### PROBLEM DETAILS
Every entry below is to be returned unchanged. Images are not part of the copy.

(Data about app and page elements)

_____

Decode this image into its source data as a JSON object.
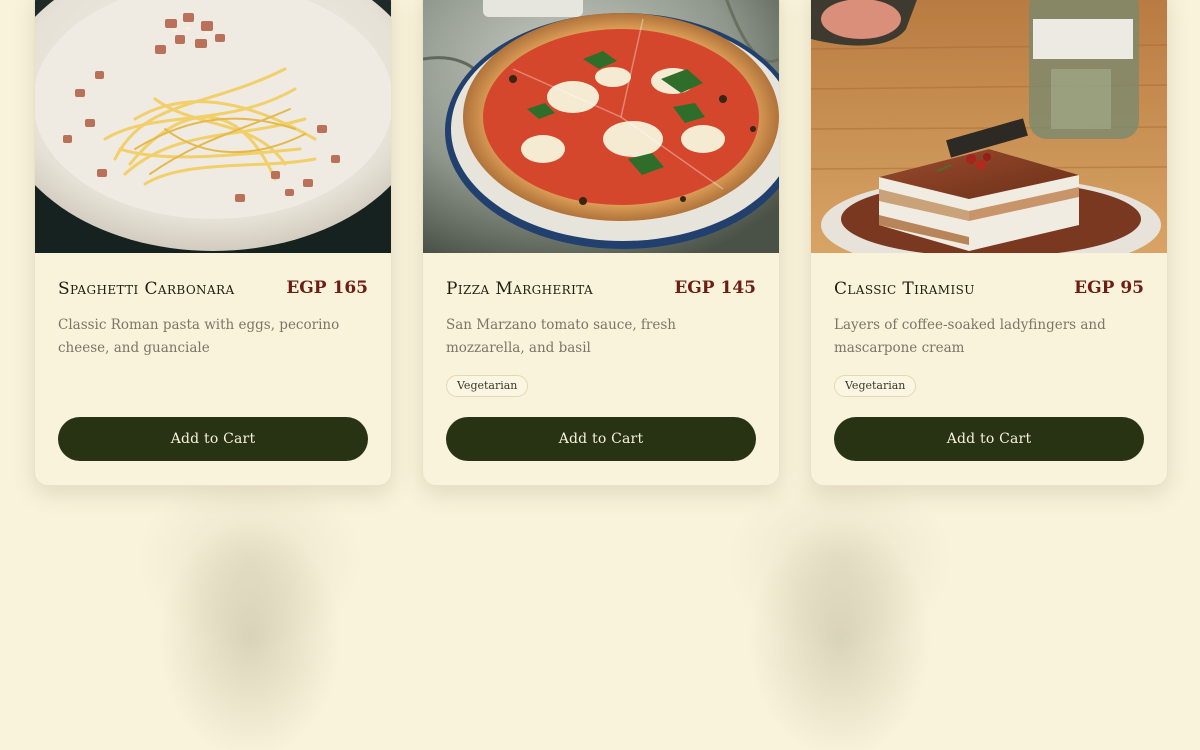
{
  "menu": {
    "items": [
      {
        "name": "Spaghetti Carbonara",
        "price": "EGP 165",
        "description": "Classic Roman pasta with eggs, pecorino cheese, and guanciale",
        "tags": [],
        "button_label": "Add to Cart",
        "image": "spaghetti-carbonara-photo"
      },
      {
        "name": "Pizza Margherita",
        "price": "EGP 145",
        "description": "San Marzano tomato sauce, fresh mozzarella, and basil",
        "tags": [
          "Vegetarian"
        ],
        "button_label": "Add to Cart",
        "image": "pizza-margherita-photo"
      },
      {
        "name": "Classic Tiramisu",
        "price": "EGP 95",
        "description": "Layers of coffee-soaked ladyfingers and mascarpone cream",
        "tags": [
          "Vegetarian"
        ],
        "button_label": "Add to Cart",
        "image": "tiramisu-photo"
      }
    ]
  },
  "colors": {
    "page_background": "#f8f3da",
    "card_background": "#f9f3dc",
    "title_text": "#1d1f10",
    "price_text": "#6e1d14",
    "description_text": "#7b7566",
    "button_background": "#283314",
    "button_text": "#f8f1dc"
  }
}
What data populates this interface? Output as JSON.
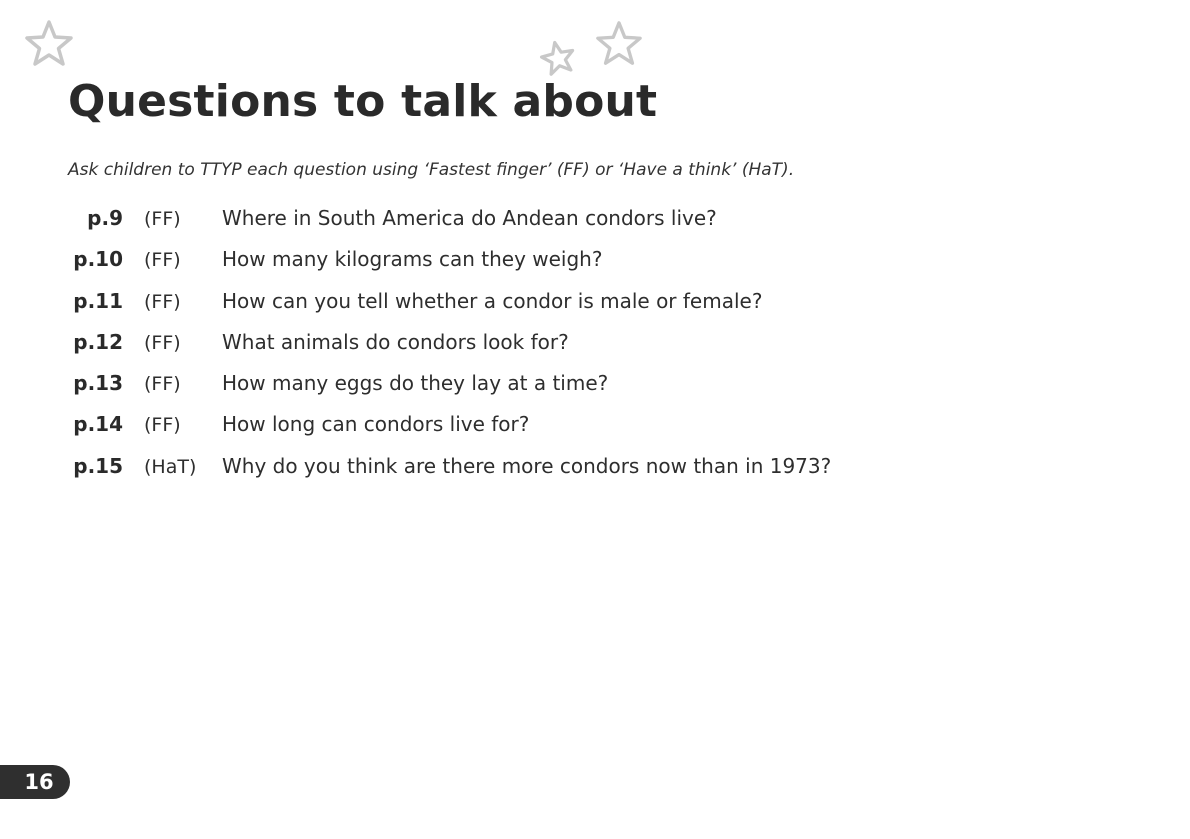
{
  "page": {
    "title": "Questions to talk about",
    "instructions": "Ask children to TTYP each question using ‘Fastest finger’ (FF) or ‘Have a think’ (HaT).",
    "page_number": "16"
  },
  "questions": [
    {
      "page": "p.9",
      "type": "(FF)",
      "text": "Where in South America do Andean condors live?"
    },
    {
      "page": "p.10",
      "type": "(FF)",
      "text": "How many kilograms can they weigh?"
    },
    {
      "page": "p.11",
      "type": "(FF)",
      "text": "How can you tell whether a condor is male or female?"
    },
    {
      "page": "p.12",
      "type": "(FF)",
      "text": "What animals do condors look for?"
    },
    {
      "page": "p.13",
      "type": "(FF)",
      "text": "How many eggs do they lay at a time?"
    },
    {
      "page": "p.14",
      "type": "(FF)",
      "text": "How long can condors live for?"
    },
    {
      "page": "p.15",
      "type": "(HaT)",
      "text": "Why do you think are there more condors now than in 1973?"
    }
  ],
  "decorations": {
    "icon": "star-outline-icon",
    "star_color": "#c8c8c8",
    "badge_color": "#2f2f2f"
  }
}
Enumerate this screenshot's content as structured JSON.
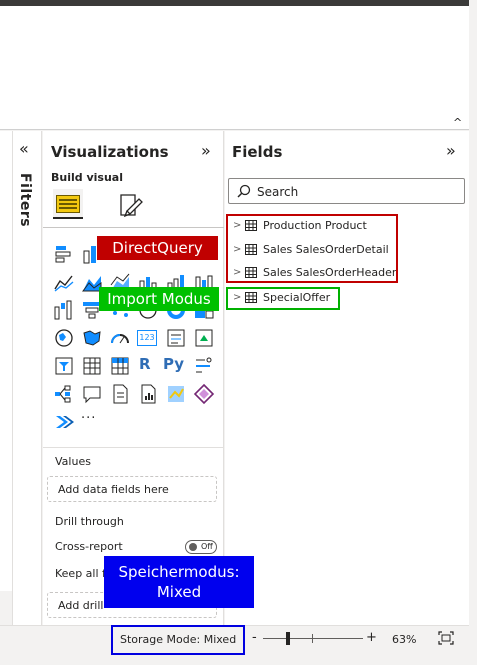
{
  "filters": {
    "label": "Filters"
  },
  "visualizations": {
    "title": "Visualizations",
    "subtitle": "Build visual",
    "values_label": "Values",
    "values_placeholder": "Add data fields here",
    "drill_through_label": "Drill through",
    "cross_report_label": "Cross-report",
    "cross_report_toggle": "Off",
    "keep_all_filters_label": "Keep all f",
    "drill_placeholder": "Add drill-"
  },
  "fields": {
    "title": "Fields",
    "search_placeholder": "Search",
    "tables": [
      {
        "name": "Production Product"
      },
      {
        "name": "Sales SalesOrderDetail"
      },
      {
        "name": "Sales SalesOrderHeader"
      },
      {
        "name": "SpecialOffer"
      }
    ]
  },
  "annotations": {
    "directquery": "DirectQuery",
    "import": "Import Modus",
    "storage_line1": "Speichermodus:",
    "storage_line2": "Mixed"
  },
  "statusbar": {
    "storage_mode": "Storage Mode: Mixed",
    "zoom_minus": "-",
    "zoom_plus": "+",
    "zoom_percent": "63%",
    "zoom_level": 0.25
  },
  "visual_icons": {
    "r_label": "R",
    "py_label": "Py",
    "kpi_label": "123",
    "more_label": "···"
  },
  "colors": {
    "directquery": "#c00000",
    "import": "#00c000",
    "storage": "#0000ee",
    "accent": "#f2c80f",
    "viz_blue": "#118dff"
  }
}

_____

### WRITTEN SOLUTION
Decode this image into its source data as a JSON object.
{
  "menu": {
    "items": [
      {
        "name": "Spaghetti Carbonara",
        "price": "EGP 165",
        "description": "Classic Roman pasta with eggs, pecorino cheese, and guanciale",
        "tags": [],
        "button_label": "Add to Cart",
        "image": "spaghetti-carbonara-photo"
      },
      {
        "name": "Pizza Margherita",
        "price": "EGP 145",
        "description": "San Marzano tomato sauce, fresh mozzarella, and basil",
        "tags": [
          "Vegetarian"
        ],
        "button_label": "Add to Cart",
        "image": "pizza-margherita-photo"
      },
      {
        "name": "Classic Tiramisu",
        "price": "EGP 95",
        "description": "Layers of coffee-soaked ladyfingers and mascarpone cream",
        "tags": [
          "Vegetarian"
        ],
        "button_label": "Add to Cart",
        "image": "tiramisu-photo"
      }
    ]
  },
  "colors": {
    "page_background": "#f8f3da",
    "card_background": "#f9f3dc",
    "title_text": "#1d1f10",
    "price_text": "#6e1d14",
    "description_text": "#7b7566",
    "button_background": "#283314",
    "button_text": "#f8f1dc"
  }
}
What data populates this interface? Output as JSON.
{
  "page": {
    "title": "Questions to talk about",
    "instructions": "Ask children to TTYP each question using ‘Fastest finger’ (FF) or ‘Have a think’ (HaT).",
    "page_number": "16"
  },
  "questions": [
    {
      "page": "p.9",
      "type": "(FF)",
      "text": "Where in South America do Andean condors live?"
    },
    {
      "page": "p.10",
      "type": "(FF)",
      "text": "How many kilograms can they weigh?"
    },
    {
      "page": "p.11",
      "type": "(FF)",
      "text": "How can you tell whether a condor is male or female?"
    },
    {
      "page": "p.12",
      "type": "(FF)",
      "text": "What animals do condors look for?"
    },
    {
      "page": "p.13",
      "type": "(FF)",
      "text": "How many eggs do they lay at a time?"
    },
    {
      "page": "p.14",
      "type": "(FF)",
      "text": "How long can condors live for?"
    },
    {
      "page": "p.15",
      "type": "(HaT)",
      "text": "Why do you think are there more condors now than in 1973?"
    }
  ],
  "decorations": {
    "icon": "star-outline-icon",
    "star_color": "#c8c8c8",
    "badge_color": "#2f2f2f"
  }
}
Enumerate this screenshot's content as structured JSON.
{
  "filters": {
    "label": "Filters"
  },
  "visualizations": {
    "title": "Visualizations",
    "subtitle": "Build visual",
    "values_label": "Values",
    "values_placeholder": "Add data fields here",
    "drill_through_label": "Drill through",
    "cross_report_label": "Cross-report",
    "cross_report_toggle": "Off",
    "keep_all_filters_label": "Keep all f",
    "drill_placeholder": "Add drill-"
  },
  "fields": {
    "title": "Fields",
    "search_placeholder": "Search",
    "tables": [
      {
        "name": "Production Product"
      },
      {
        "name": "Sales SalesOrderDetail"
      },
      {
        "name": "Sales SalesOrderHeader"
      },
      {
        "name": "SpecialOffer"
      }
    ]
  },
  "annotations": {
    "directquery": "DirectQuery",
    "import": "Import Modus",
    "storage_line1": "Speichermodus:",
    "storage_line2": "Mixed"
  },
  "statusbar": {
    "storage_mode": "Storage Mode: Mixed",
    "zoom_minus": "-",
    "zoom_plus": "+",
    "zoom_percent": "63%",
    "zoom_level": 0.25
  },
  "visual_icons": {
    "r_label": "R",
    "py_label": "Py",
    "kpi_label": "123",
    "more_label": "···"
  },
  "colors": {
    "directquery": "#c00000",
    "import": "#00c000",
    "storage": "#0000ee",
    "accent": "#f2c80f",
    "viz_blue": "#118dff"
  }
}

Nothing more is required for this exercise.